A tile's break strength is a numerical representation of how much weight the tile can support. Tile break strength is determined in a lab setting by the American Society for Testing and Materials. Understanding what this number means will help you determine the strength of your tile and what type of use it is appropriate for. You can take this understanding one step further by also considering the class rating of your tile. With both of these numbers in hand, you'll be prepared to evaluate your tile and determine the most appropriate plan for installation.
Acquire the break strength rating and class of the tile from the manufacturer. Tile class is a more commonly used piece of information and can usually be found on the packaging for the tile. Class is represented by a number between 0 and 5, and can also be referred to as the PEI rating. Break strength is not usually listed on the product packaging, but can often be found under the tile specifications when shopping online. Break strength is represented numerically by a number of pounds. If this information is not readily listed, contact the retailer or manufacturer for detailed information. This information should be readily available from any reputable tile manufacturer.
Evaluate the break strength rating in comparison with industry requirements. The break strength of a tile is the amount of weight that it can withstand unsupported before it breaks. The ANSI requires a break strength of at least 250 lbs. for floor tiles. If you're looking at a break strength lower than that, you can't use that tile on the floor.

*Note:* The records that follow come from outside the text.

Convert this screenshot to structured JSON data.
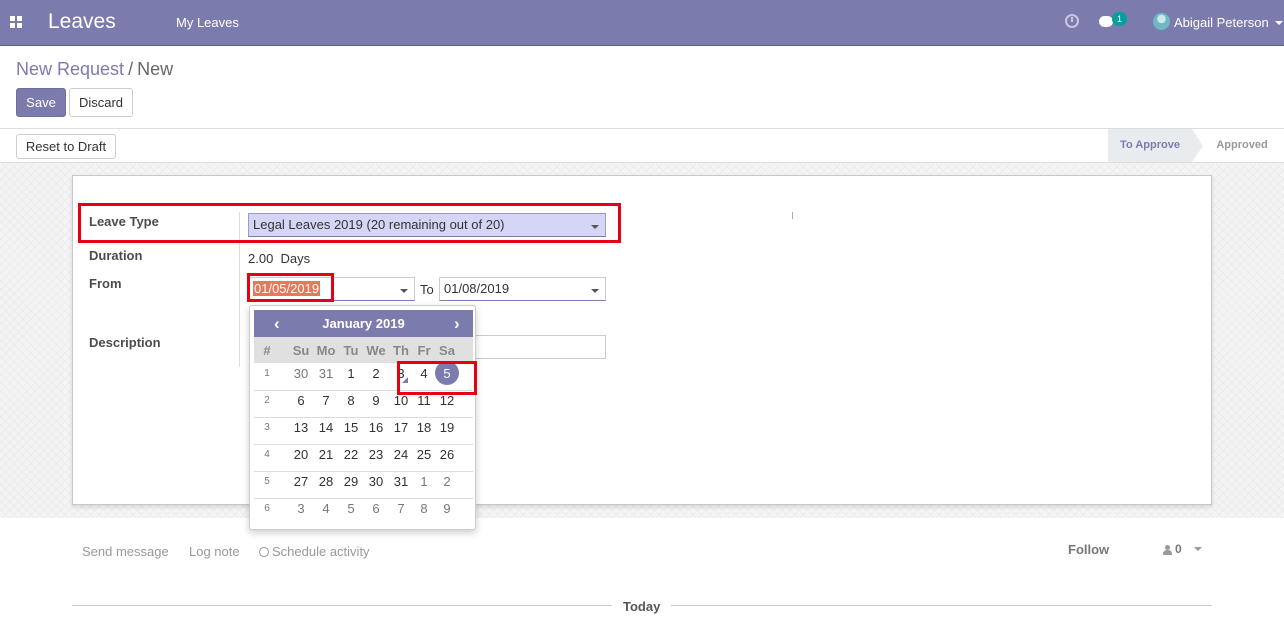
{
  "navbar": {
    "app_name": "Leaves",
    "menu": "My Leaves",
    "chat_count": "1",
    "user_name": "Abigail Peterson",
    "color": "#7c7bad"
  },
  "breadcrumb": {
    "parent": "New Request",
    "separator": "/",
    "current": "New"
  },
  "buttons": {
    "save": "Save",
    "discard": "Discard",
    "reset": "Reset to Draft"
  },
  "statusbar": {
    "active": "To Approve",
    "next": "Approved"
  },
  "form": {
    "leave_type_label": "Leave Type",
    "leave_type_value": "Legal Leaves 2019 (20 remaining out of 20)",
    "duration_label": "Duration",
    "duration_value": "2.00",
    "duration_unit": "Days",
    "from_label": "From",
    "from_value": "01/05/2019",
    "to_label": "To",
    "to_value": "01/08/2019",
    "description_label": "Description"
  },
  "datepicker": {
    "month": "January 2019",
    "week_header": "#",
    "weekdays": [
      "Su",
      "Mo",
      "Tu",
      "We",
      "Th",
      "Fr",
      "Sa"
    ],
    "weeks": [
      {
        "num": "1",
        "days": [
          "30",
          "31",
          "1",
          "2",
          "3",
          "4",
          "5"
        ]
      },
      {
        "num": "2",
        "days": [
          "6",
          "7",
          "8",
          "9",
          "10",
          "11",
          "12"
        ]
      },
      {
        "num": "3",
        "days": [
          "13",
          "14",
          "15",
          "16",
          "17",
          "18",
          "19"
        ]
      },
      {
        "num": "4",
        "days": [
          "20",
          "21",
          "22",
          "23",
          "24",
          "25",
          "26"
        ]
      },
      {
        "num": "5",
        "days": [
          "27",
          "28",
          "29",
          "30",
          "31",
          "1",
          "2"
        ]
      },
      {
        "num": "6",
        "days": [
          "3",
          "4",
          "5",
          "6",
          "7",
          "8",
          "9"
        ]
      }
    ],
    "selected_day": "5",
    "today_day": "3"
  },
  "chatter": {
    "send_message": "Send message",
    "log_note": "Log note",
    "schedule_activity": "Schedule activity",
    "follow": "Follow",
    "followers_count": "0",
    "today": "Today"
  }
}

Compare the class of the tile with your needs. It can be difficult to reconcile the intended use for your tile with the number that represents its break strength. The class rating provides a simpler way for laymen to understand the possible uses for a certain tile. Class 5 tile will stand up to serious wear and can be used in any situation. Class 4 is still be sturdy, and appropriate for both commercial and residential use. Class 3 tile is appropriate for light commercial and heavy residential use, such as that found in an entryway, kitchen or busy hall. Class 2 tile is the best choice for most bathroom projects because it stands up to moderate traffic. Class 1 tile is the most fragile, and should only be used in bathrooms with light, barefoot traffic and minimal dirt. Tile that is Class 0 should not be used on floors and is only appropriate on walls.